Finally, we met the Business Manager, Nikoloz Ratishvili, and the Director of the Eliava Institute, Dr. Mzia Kutateladze, who explained to us the scope and the market potential of phage therapy. They supported our project with extremely crucial feedback on the use of temperate phages. They believe that natural phages work well now, but genetically modified phages may bring an array of improved functionalities to the table. They were particularly impressed with our efforts in the public engagement and education sector since awareness about phage therapy is the biggest challenge, according to them.
Integrated Human Practices was a key component of our project. The information, feedback, and suggestions we obtained from the different experts, policymakers, company representatives, and public stakeholders helped us shape Esther. From brainstorming, to project development, to safety checks, to business development and product delivery, this journey would not have been possible without our Integrated Human Practices team and the valuable conversations they had with all the players mentioned above.
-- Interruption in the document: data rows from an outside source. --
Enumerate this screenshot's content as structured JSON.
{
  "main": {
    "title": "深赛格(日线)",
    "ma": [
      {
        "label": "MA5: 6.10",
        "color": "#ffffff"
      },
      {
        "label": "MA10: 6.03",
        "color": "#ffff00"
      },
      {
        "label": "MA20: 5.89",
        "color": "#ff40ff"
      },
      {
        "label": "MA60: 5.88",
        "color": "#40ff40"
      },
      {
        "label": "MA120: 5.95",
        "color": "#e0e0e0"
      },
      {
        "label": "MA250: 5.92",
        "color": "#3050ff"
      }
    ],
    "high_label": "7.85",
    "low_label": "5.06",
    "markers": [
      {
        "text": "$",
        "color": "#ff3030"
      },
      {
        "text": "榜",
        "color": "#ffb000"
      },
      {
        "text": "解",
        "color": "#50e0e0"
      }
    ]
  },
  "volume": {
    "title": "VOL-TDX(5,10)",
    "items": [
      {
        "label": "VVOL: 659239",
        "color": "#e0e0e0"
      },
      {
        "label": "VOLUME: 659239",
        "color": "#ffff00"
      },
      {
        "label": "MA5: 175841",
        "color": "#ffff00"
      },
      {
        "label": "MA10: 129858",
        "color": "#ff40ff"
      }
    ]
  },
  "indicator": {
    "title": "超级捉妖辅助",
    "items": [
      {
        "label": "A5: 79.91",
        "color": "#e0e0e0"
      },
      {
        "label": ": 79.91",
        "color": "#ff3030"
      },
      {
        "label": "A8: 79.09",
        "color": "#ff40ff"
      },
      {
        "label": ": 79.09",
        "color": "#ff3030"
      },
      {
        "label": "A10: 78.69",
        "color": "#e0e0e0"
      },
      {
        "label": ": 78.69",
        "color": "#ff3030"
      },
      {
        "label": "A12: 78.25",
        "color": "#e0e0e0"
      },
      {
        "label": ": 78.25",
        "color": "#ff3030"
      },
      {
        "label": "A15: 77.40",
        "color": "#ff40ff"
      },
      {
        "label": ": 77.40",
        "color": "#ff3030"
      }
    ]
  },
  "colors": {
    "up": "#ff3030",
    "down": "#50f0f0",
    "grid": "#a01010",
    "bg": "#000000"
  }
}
We would like to thank everyone that took a few minutes, hours, and even days to help this group of students turn their idea into a tangible project.
The lessons we learned during our events, interviews, and trips not only helped us develop Esther, but they also helped us to develop ourselves as future scientists, business employees, and policymakers.
- Dedrick RM, Guerrero-bustamante CA, Garlena RA, Russell DA, Ford K, Harris K, et al. Engineered bacteriophages for treatment of a patient with a disseminated drug-resistant Mycobacterium abscessus. Nat Med [Internet]. 2019;25(May). Available from: http://dx.doi.org/10.1038/s41591-019-0437-z
- Dedrick RM, Guerrero CA, Garlena RA, Pinches RS, Cornely K, Hatfull GF. Mycobacteriophage ZoeJ : A broad host-range close relative of mycobacteriophage TM4. Tuberculosis [Internet]. 2019;115(December 2018):14–23. Available from: https://doi.org/10.1016/j.tube.2019.01.002